The Pasco County Commission is continuing its discussions regarding new rules for residential development of small lots and for townhomes.
The issues were thoroughly discussed at the county board’s May 23 meeting and the board expects to take up the issues again at its first meeting in July.
In the interim, county staff and stakeholders will continue to refine proposed rules, and individual board members are expected to go on tours with representatives from the Tampa Bay Builders Association (TBBA) to see what can be achieved with design and landscaping.
County board members have been pushing hard for developments with less concrete, and more green space and trees. They don’t want rows of houses or townhomes that all look the same.
Instead, they want the use of architectural details, landscaping and improved parking to create more aesthetically pleasing neighborhoods.
A new law passed by the Florida Legislature has preempted local control over architectural features.
The county board can’t dictate them, but developers can voluntarily include them. They don’t have to, but the board doesn’t have to approve 40- and 50-foot lots, said David Goldstein, Pasco’s chief assistant county attorney.
County board members have made it clear that they want developers to build a better-looking product, if they want permission to build on smaller lots.

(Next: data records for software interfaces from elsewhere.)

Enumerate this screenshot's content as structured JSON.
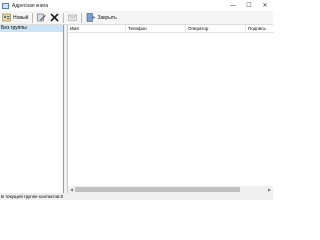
{
  "window": {
    "title": "Адресная книга",
    "minimize": "—",
    "maximize": "☐",
    "close": "✕"
  },
  "toolbar": {
    "new_label": "Новый",
    "close_label": "Закрыть"
  },
  "groups": {
    "items": [
      {
        "label": "Без группы",
        "selected": true
      }
    ]
  },
  "list": {
    "columns": [
      "Имя",
      "Телефон",
      "Оператор",
      "Подпись"
    ]
  },
  "status": {
    "text": "В текущей группе контактов:0"
  },
  "colors": {
    "accent": "#cce4f7",
    "scroll_thumb": "#c1c1c1"
  }
}
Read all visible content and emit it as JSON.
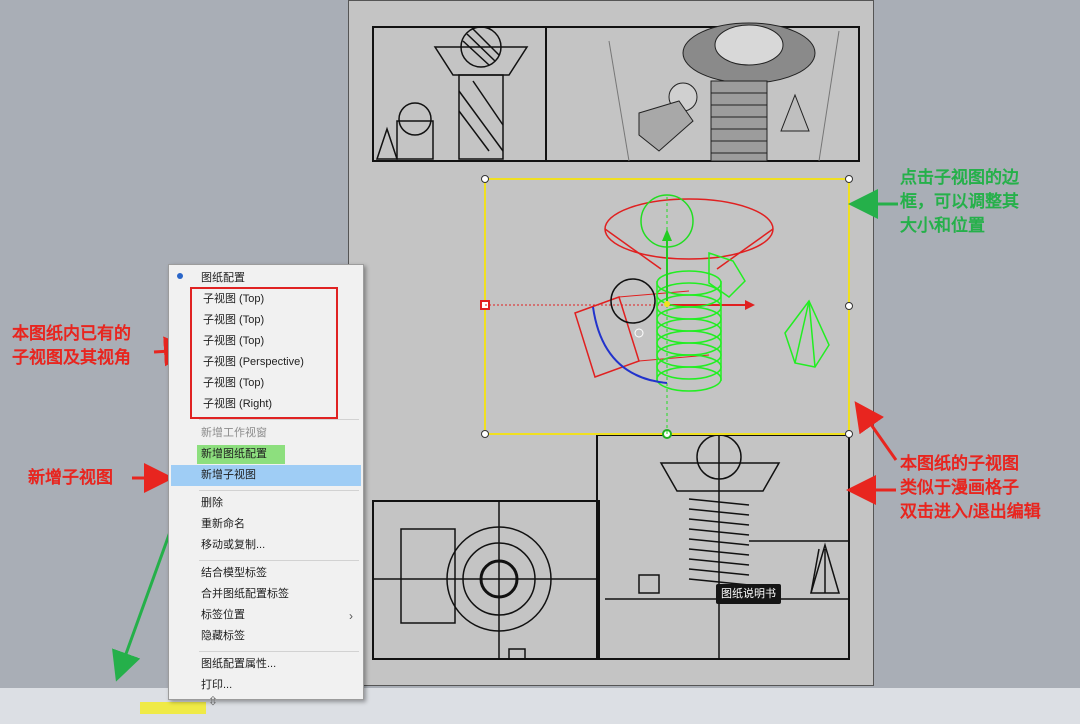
{
  "menu": {
    "items": [
      {
        "label": "图纸配置"
      },
      {
        "label": "子视图 (Top)"
      },
      {
        "label": "子视图 (Top)"
      },
      {
        "label": "子视图 (Top)"
      },
      {
        "label": "子视图 (Perspective)"
      },
      {
        "label": "子视图 (Top)"
      },
      {
        "label": "子视图 (Right)"
      },
      {
        "label": "新增工作视窗"
      },
      {
        "label": "新增图纸配置"
      },
      {
        "label": "新增子视图"
      },
      {
        "label": "删除"
      },
      {
        "label": "重新命名"
      },
      {
        "label": "移动或复制..."
      },
      {
        "label": "结合模型标签"
      },
      {
        "label": "合并图纸配置标签"
      },
      {
        "label": "标签位置"
      },
      {
        "label": "隐藏标签"
      },
      {
        "label": "图纸配置属性..."
      },
      {
        "label": "打印..."
      }
    ]
  },
  "annotations": {
    "existing_views": [
      "本图纸内已有的",
      "子视图及其视角"
    ],
    "add_view": "新增子视图",
    "border_hint": [
      "点击子视图的边",
      "框，可以调整其",
      "大小和位置"
    ],
    "panel_hint": [
      "本图纸的子视图",
      "类似于漫画格子",
      "双击进入/退出编辑"
    ]
  },
  "tooltip": "图纸说明书",
  "colors": {
    "annotation_red": "#e8251f",
    "annotation_green": "#25b04a",
    "selection_yellow": "#f0e020",
    "menu_highlight": "#9fcdf5"
  }
}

Nectarios Pittos, director of the county’s planning and development department, said county staff has been meeting with stakeholders and have discussed issues involving lot standards, enhanced landscaping requirements, rights of way, driveways and parking.
At the same time, the development community has been busy coming up with standards they believe will address the county board’s concerns.
County board members have expressed displeasure with the appearance of communities where houses are on 40-foot lots.
“Why don’t you just do away with the 40-foot lots and make it 50s?” Commissioner Ron Oakley asked. But the county board member acknowledged that he’s aware that lots that are 40-feet wide can work in some communities.
Commissioner Kathryn Starkey said she won’t approve 40-foot lots for houses with the garage out front, but would approve them when the garage is out back.
Rear-loaded homes are more expensive to build.
“I am on record. I cannot support a 40-foot front-load,” Starkey said.
But she added, efforts continue to address the additional cost of that type of development. For instance, talks continue on the required width of alleys to accommodate fire trucks.
Commission Chairman Jack Mariano told the stakeholders if they are building in other jurisdictions that have different rules, the county would appreciate that information.
In general, county staff has been looking at the possibility of minimum lot widths of 45 feet, or 42 feet with enhanced landscaping requirements.
Martin Frame, incoming president of the TBBA, told the board that the hope is to have a minimum lot width of 42, with enhanced landscaping requirements.
“I’d love to be able to tour each one of you through some of these projects, so I can show you real-life examples,” he told board members.
Increasing the minimum lot width size to 45 feet, from 40, would result in a reduction of about 10% to 15% of the lots in a community, depending on the configuration, Frame said.
“You’re probably talking about $15,000 of costs that would be added for each additional lot by expanding this out to a 45-foot lot, versus the current 40-foot lots today.
“That cost goes directly to the consumer, so there’s an affordability aspect to this,” he said.
“With the 42-foot lot, what we’re trying to do with the enhanced landscaping package, we’re trying to give a very attractive street appearance and create a nice streetscape, which I think is a lot of the issues that the board has had over the past couple of years when a lot of these communities have been built.
“A lot of the examples that I’ve seen have got sparse trees, sparse landscaping, a lot of parking – the townhomes, where all you see is concrete and cars.
“What we did here was create some standards, over and above where we are today,” Frame said.
Requiring shade trees — not ornamentals — will have a greater visual impact, he said.
Frame told the board that many stakeholders have been involved in drafting proposed standards and they spent about 200 hours in the effort.
Commissioner Seth Weightman told his colleagues he’d like the board to decide what the side yard setbacks should be, rather than leaving that open to negotiation, project by project.
Doing that would eliminate a lot of the back-and-forth, Weightman said.
The board also discussed a need to change townhome standards.
Many of the steps recommended for improving the appearance of townhomes are the same steps as those suggested for single-family developments.
Attorney Clarke Hobby, who specializes in land use and zoning issues, said “we’re hoping that some of this greenspace and landscaping stuff will find its way into the code very quickly.”
Hobby also thanked the stakeholders who spent many hours trying to come up with standards that address the board’s concerns.
Chairman Mariano also expressed appreciation for the stakeholders’ efforts.
“I think we’re all trying to build a great county here, with the best products we can,” Mariano said.
Published June 07, 2023